Task statement:
Emit all the data exactly as provided.
= = =
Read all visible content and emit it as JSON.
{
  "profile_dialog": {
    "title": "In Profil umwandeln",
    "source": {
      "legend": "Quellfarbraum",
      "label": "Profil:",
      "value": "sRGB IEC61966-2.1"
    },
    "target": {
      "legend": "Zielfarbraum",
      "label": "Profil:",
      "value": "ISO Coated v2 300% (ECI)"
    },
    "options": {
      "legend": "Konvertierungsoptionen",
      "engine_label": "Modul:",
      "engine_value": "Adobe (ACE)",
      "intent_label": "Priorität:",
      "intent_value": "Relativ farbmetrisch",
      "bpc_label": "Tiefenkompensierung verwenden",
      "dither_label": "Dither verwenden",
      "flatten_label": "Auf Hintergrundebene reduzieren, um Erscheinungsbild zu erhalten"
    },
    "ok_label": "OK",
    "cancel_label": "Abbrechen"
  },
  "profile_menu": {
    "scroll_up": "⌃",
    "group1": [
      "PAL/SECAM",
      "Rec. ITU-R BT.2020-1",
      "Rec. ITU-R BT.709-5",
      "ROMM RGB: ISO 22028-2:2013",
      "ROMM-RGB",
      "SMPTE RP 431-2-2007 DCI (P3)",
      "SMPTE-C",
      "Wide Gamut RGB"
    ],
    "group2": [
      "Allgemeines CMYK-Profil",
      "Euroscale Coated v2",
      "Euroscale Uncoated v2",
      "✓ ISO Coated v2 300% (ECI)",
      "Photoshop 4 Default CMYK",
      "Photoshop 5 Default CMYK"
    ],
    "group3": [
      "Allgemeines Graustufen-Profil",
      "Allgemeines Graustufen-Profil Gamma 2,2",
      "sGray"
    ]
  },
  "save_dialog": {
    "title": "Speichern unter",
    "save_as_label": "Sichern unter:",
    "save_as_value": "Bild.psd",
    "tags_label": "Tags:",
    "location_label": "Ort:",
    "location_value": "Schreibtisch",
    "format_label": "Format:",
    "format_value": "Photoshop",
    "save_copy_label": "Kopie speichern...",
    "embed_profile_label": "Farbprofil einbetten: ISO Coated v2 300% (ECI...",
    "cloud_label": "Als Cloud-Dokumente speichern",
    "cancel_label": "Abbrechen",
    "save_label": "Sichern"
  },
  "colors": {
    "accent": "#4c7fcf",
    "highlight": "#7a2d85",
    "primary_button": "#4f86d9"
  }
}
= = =
Reply to the task:
Read all visible content and emit it as JSON.
{
  "profile_dialog": {
    "title": "In Profil umwandeln",
    "source": {
      "legend": "Quellfarbraum",
      "label": "Profil:",
      "value": "sRGB IEC61966-2.1"
    },
    "target": {
      "legend": "Zielfarbraum",
      "label": "Profil:",
      "value": "ISO Coated v2 300% (ECI)"
    },
    "options": {
      "legend": "Konvertierungsoptionen",
      "engine_label": "Modul:",
      "engine_value": "Adobe (ACE)",
      "intent_label": "Priorität:",
      "intent_value": "Relativ farbmetrisch",
      "bpc_label": "Tiefenkompensierung verwenden",
      "dither_label": "Dither verwenden",
      "flatten_label": "Auf Hintergrundebene reduzieren, um Erscheinungsbild zu erhalten"
    },
    "ok_label": "OK",
    "cancel_label": "Abbrechen"
  },
  "profile_menu": {
    "scroll_up": "⌃",
    "group1": [
      "PAL/SECAM",
      "Rec. ITU-R BT.2020-1",
      "Rec. ITU-R BT.709-5",
      "ROMM RGB: ISO 22028-2:2013",
      "ROMM-RGB",
      "SMPTE RP 431-2-2007 DCI (P3)",
      "SMPTE-C",
      "Wide Gamut RGB"
    ],
    "group2": [
      "Allgemeines CMYK-Profil",
      "Euroscale Coated v2",
      "Euroscale Uncoated v2",
      "✓ ISO Coated v2 300% (ECI)",
      "Photoshop 4 Default CMYK",
      "Photoshop 5 Default CMYK"
    ],
    "group3": [
      "Allgemeines Graustufen-Profil",
      "Allgemeines Graustufen-Profil Gamma 2,2",
      "sGray"
    ]
  },
  "save_dialog": {
    "title": "Speichern unter",
    "save_as_label": "Sichern unter:",
    "save_as_value": "Bild.psd",
    "tags_label": "Tags:",
    "location_label": "Ort:",
    "location_value": "Schreibtisch",
    "format_label": "Format:",
    "format_value": "Photoshop",
    "save_copy_label": "Kopie speichern...",
    "embed_profile_label": "Farbprofil einbetten: ISO Coated v2 300% (ECI...",
    "cloud_label": "Als Cloud-Dokumente speichern",
    "cancel_label": "Abbrechen",
    "save_label": "Sichern"
  },
  "colors": {
    "accent": "#4c7fcf",
    "highlight": "#7a2d85",
    "primary_button": "#4f86d9"
  }
}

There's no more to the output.